Following up last week’s post and staying at San Francisco’s West Portal, if we walk outside, we encounter the most international of the Home Savings artworks, the Sheets & Associates “Gateway to the Pacific” mosaic.

The concept of a Pacific Rim, interconnected by commerce, entertainment, migration, and cultures, is an old one — statues in Easter Island suggest that these connections may predate Christopher Columbus’s voyages. But the 1970s saw a return to thinking about the Pacific Rim, with President Nixon’s visit to China, the rise of the Japanese economy, and the start of the “Asian tigers” economic phenomenon, and the flood of goods made in Japan, Taiwan, or Hong Kong.

The representative figures from each Pacific Rim nation come in pairs, a man and a woman, and each is engaged in what might be seen as a representative task, a labor linked to agriculture. From what I can tell, the Mexican couple carries flowers (calla lilies), the South Pacific pair a fishnet and fruit; the Californians wheat (I think; very hard to tell); the Australians care for sheep; and the Japanese carry also carry grain bushels.

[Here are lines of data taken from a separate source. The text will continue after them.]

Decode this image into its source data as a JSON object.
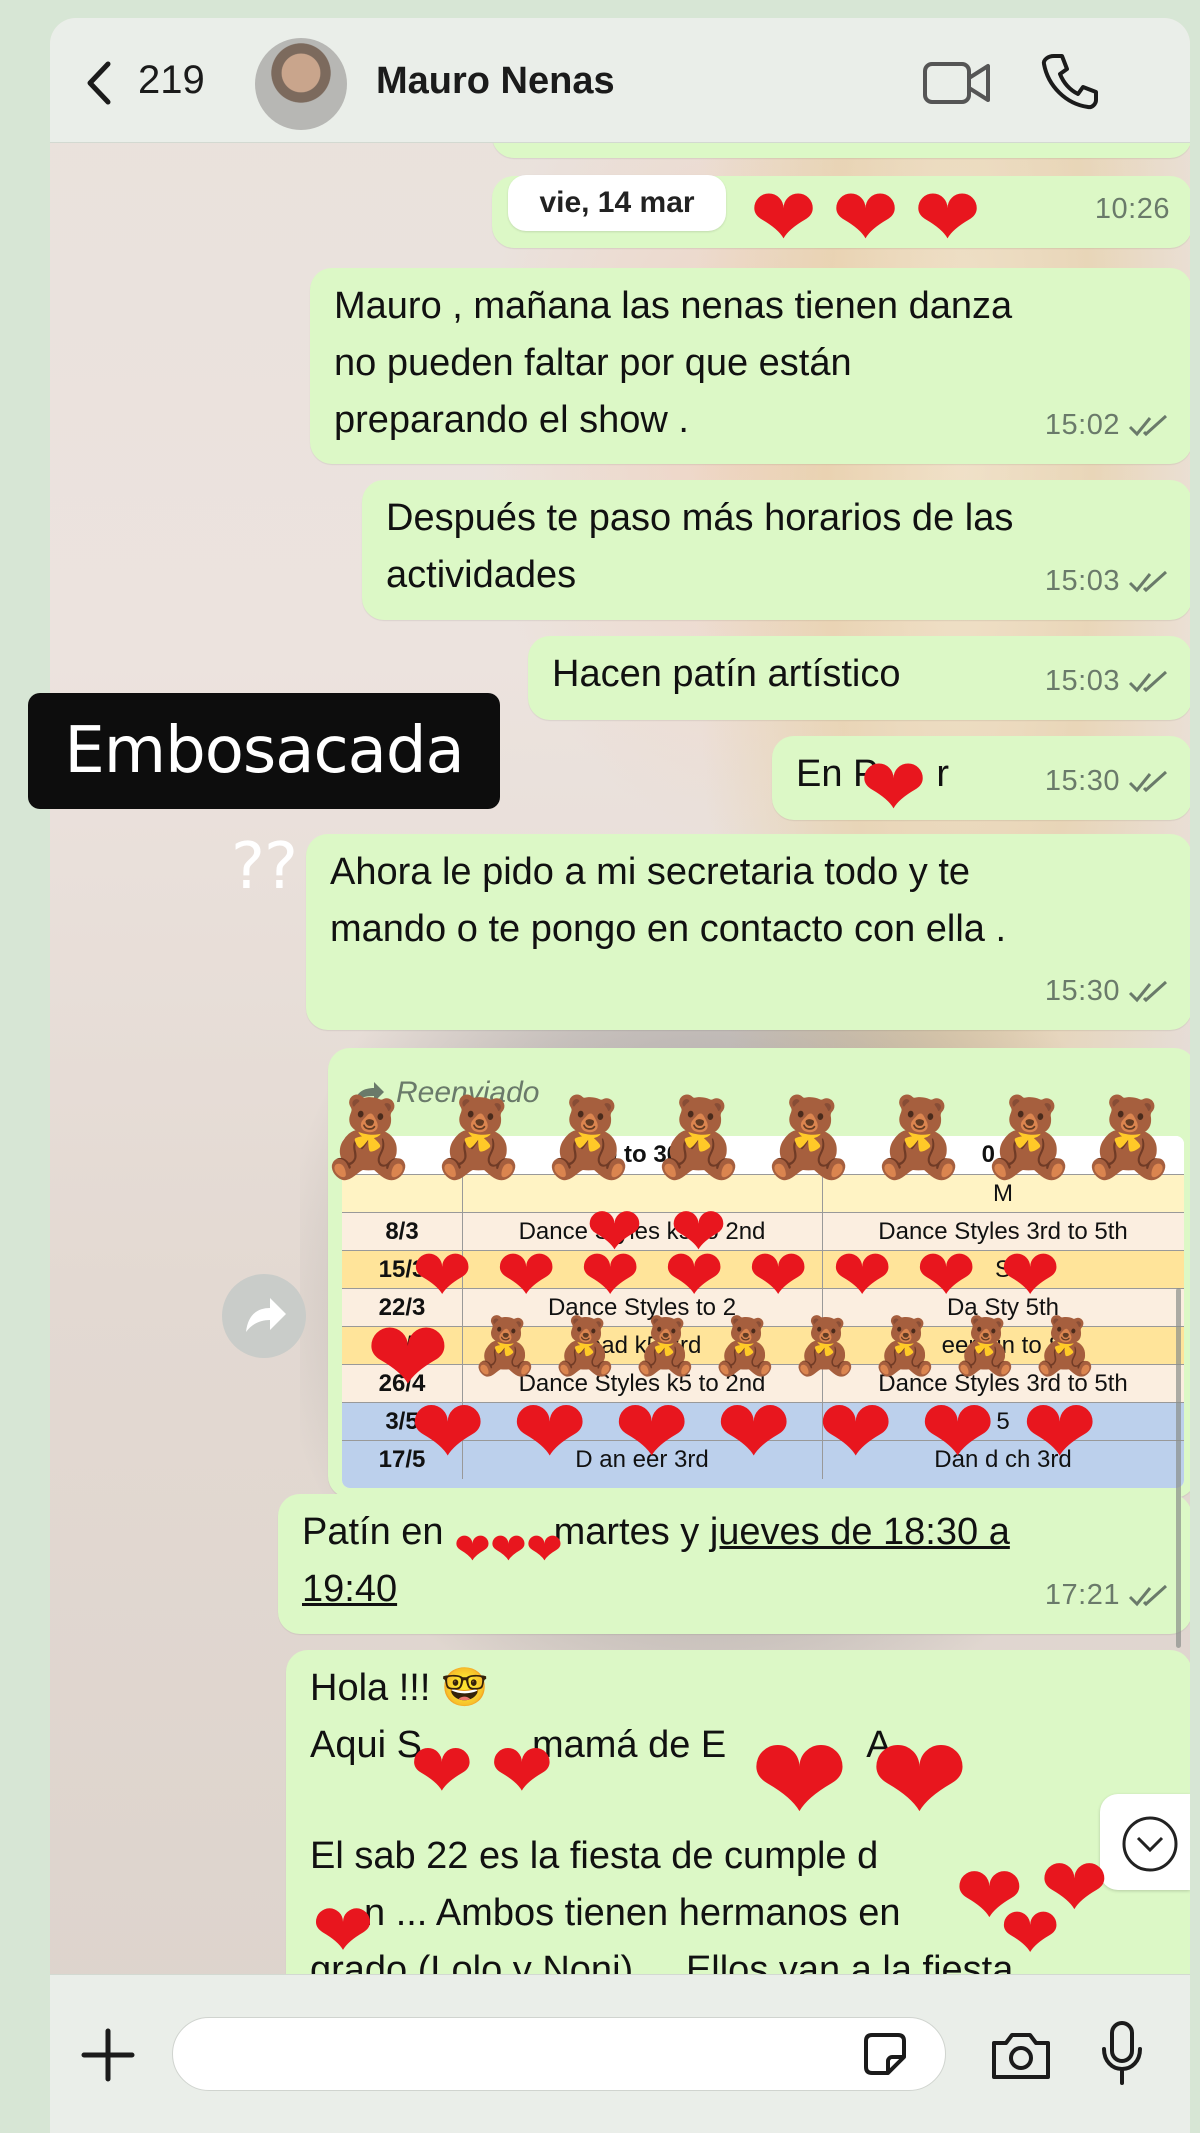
{
  "header": {
    "back_count": "219",
    "contact_name": "Mauro Nenas"
  },
  "date_chip": "vie, 14 mar",
  "overlay_label": "Embosacada ??",
  "messages": [
    {
      "text": "",
      "time": "10:26"
    },
    {
      "text": "Mauro , mañana las nenas tienen danza\nno pueden faltar por que están\npreparando el show .",
      "time": "15:02"
    },
    {
      "text": "Después te paso más horarios de las\nactividades",
      "time": "15:03"
    },
    {
      "text": "Hacen patín artístico",
      "time": "15:03"
    },
    {
      "text": "En P",
      "text_tail": "r",
      "time": "15:30"
    },
    {
      "text": "Ahora le pido a mi secretaria todo y te\nmando o te pongo en contacto con ella .",
      "time": "15:30"
    },
    {
      "text": "Patín en",
      "text_mid": "martes y ",
      "text_link": "jueves de 18:30 a\n19:40",
      "time": "17:21"
    },
    {
      "text": "Hola !!! 🤓\nAqui S",
      "text_mid": "mamá de E",
      "text_tail": "A .",
      "text_p2": "El sab 22 es la fiesta de cumple d",
      "text_p3": "n ... Ambos tienen hermanos en",
      "text_p4": "grado (Lolo y Noni) ... Ellos van a la fiesta"
    }
  ],
  "forwarded": {
    "label": "Reenviado",
    "header_row": [
      "",
      "9 to 30",
      "0 to"
    ],
    "rows": [
      {
        "date": "",
        "c1": "",
        "c2": "M"
      },
      {
        "date": "8/3",
        "c1": "Dance Styles k5 to 2nd",
        "c2": "Dance Styles 3rd to 5th"
      },
      {
        "date": "15/3",
        "c1": "",
        "c2": "S"
      },
      {
        "date": "22/3",
        "c1": "Dance Styles to 2",
        "c2": "Da Sty 5th"
      },
      {
        "date": "29/3",
        "c1": "lead k5 3rd",
        "c2": "eer din to S"
      },
      {
        "date": "26/4",
        "c1": "Dance Styles k5 to 2nd",
        "c2": "Dance Styles 3rd to 5th"
      },
      {
        "date": "3/5",
        "c1": "a",
        "c2": "5"
      },
      {
        "date": "17/5",
        "c1": "D an eer 3rd",
        "c2": "Dan d ch 3rd"
      }
    ]
  },
  "colors": {
    "bubble": "#dcf8c6",
    "heart": "#e8161e",
    "overlay_bg": "#0d0d0d"
  },
  "icons": [
    "back-chevron-icon",
    "video-call-icon",
    "phone-call-icon",
    "forward-arrow-icon",
    "share-icon",
    "plus-icon",
    "sticker-icon",
    "camera-icon",
    "microphone-icon",
    "chevron-down-icon",
    "double-check-icon"
  ]
}
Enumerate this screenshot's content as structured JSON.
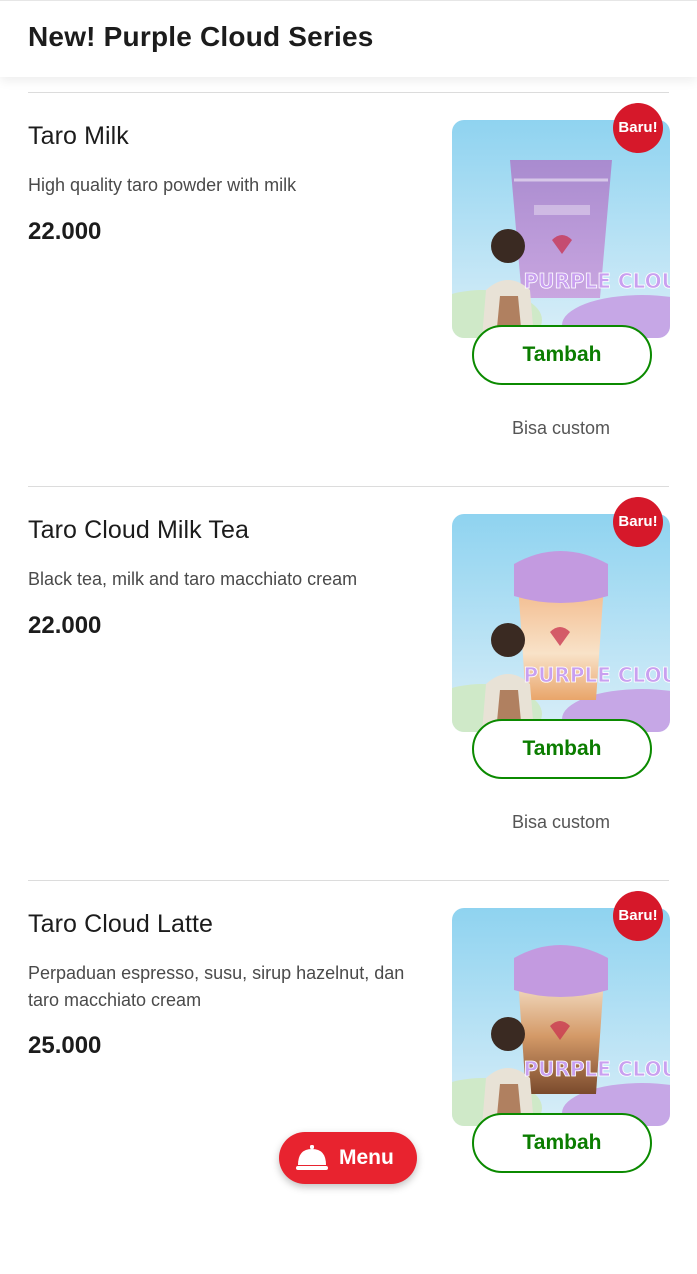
{
  "header": {
    "title": "New! Purple Cloud Series"
  },
  "items": [
    {
      "name": "Taro Milk",
      "description": "High quality taro powder with milk",
      "price": "22.000",
      "badge": "Baru!",
      "add_label": "Tambah",
      "note": "Bisa custom",
      "image_drink": "iced-taro-milk-cup",
      "image_logo": "PURPLE CLOUD"
    },
    {
      "name": "Taro Cloud Milk Tea",
      "description": "Black tea, milk and taro macchiato cream",
      "price": "22.000",
      "badge": "Baru!",
      "add_label": "Tambah",
      "note": "Bisa custom",
      "image_drink": "taro-cloud-milk-tea-cup",
      "image_logo": "PURPLE CLOUD"
    },
    {
      "name": "Taro Cloud Latte",
      "description": "Perpaduan espresso, susu, sirup hazelnut, dan taro macchiato cream",
      "price": "25.000",
      "badge": "Baru!",
      "add_label": "Tambah",
      "image_drink": "taro-cloud-latte-cup",
      "image_logo": "PURPLE CLOUD"
    }
  ],
  "bottom_nav": {
    "menu_label": "Menu",
    "menu_icon": "cloche-icon"
  },
  "colors": {
    "accent_red": "#e8232f",
    "badge_red": "#d6182a",
    "button_green": "#0b8a00",
    "taro_purple": "#b58ad8"
  }
}
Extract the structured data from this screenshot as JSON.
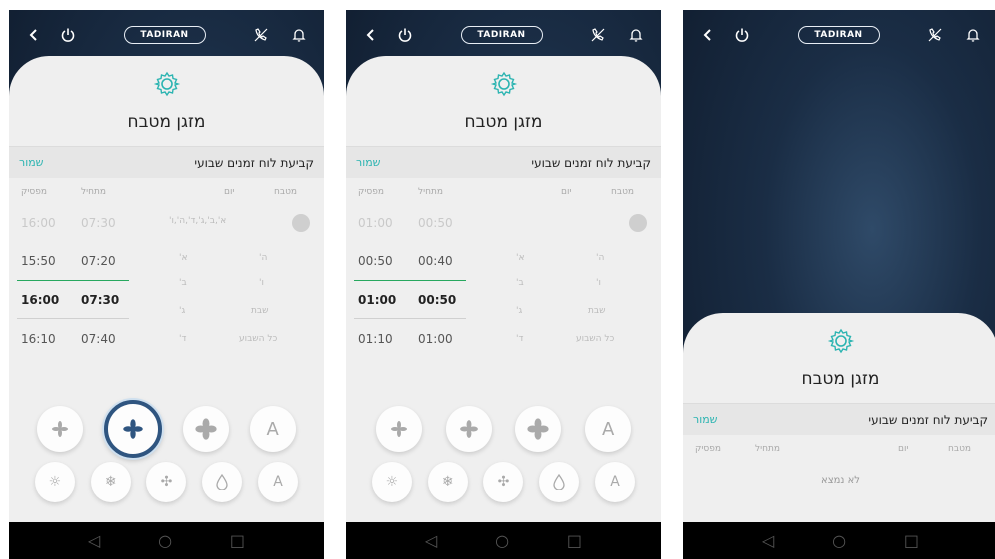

The figures do not interact, and do not appear in geographic order; four of five men wear sunhats. Only the Japanese woman looks out at us; all the rest are engaged with their labor, or the labor of their partner.

This is a very unusual work, not only for the international theme. Besides the large sun overhead, which (given its inclusion in the Beverly Hills, Encino, and other mosaics, is a kind of Home Savings theme), there is no way to look at this and say, immediately, this was a Home Savings artwork.

What it looks more like was the artwork that Millard Sheets created after his trips around the world, and in commissions for United Air Lines and other international-themed places. Though exhibits like the LA County Fair exhibit organized by Tony Sheets highlighted this international side of Sheets’s work, it seems a world away, literally and figuratively, from the standard Home Savings topics and designs.

Given the radically different artwork that Sheets, Hertel, and Denis O’Connor created independently, outside of the context of the Home Savings work, makes me wonder where the “Home Savings style” originated. Sheets did the original designs, and so the answer lies with him, in one sense, but — the early works like Beverly Hills also feel atypical, in their way, and Sheets, in any case, had to have some idea of what Howard Ahmanson wanted for Home Savings.

Sheets chose California community themes, but were those works only possible in one style? Clearly not. Mosaic makes certain demands; so stained glass, and so Sheets and Hertel, painters by preference, made concessions to form. But the differences so evident here — the colorplay in the tiles, the abstracting lines, the sun are the same, but the figures seem cut out of a totally different scene.

Which Home Savings artworks seem not like the others to you? (I have another in mind, which we can see next week.)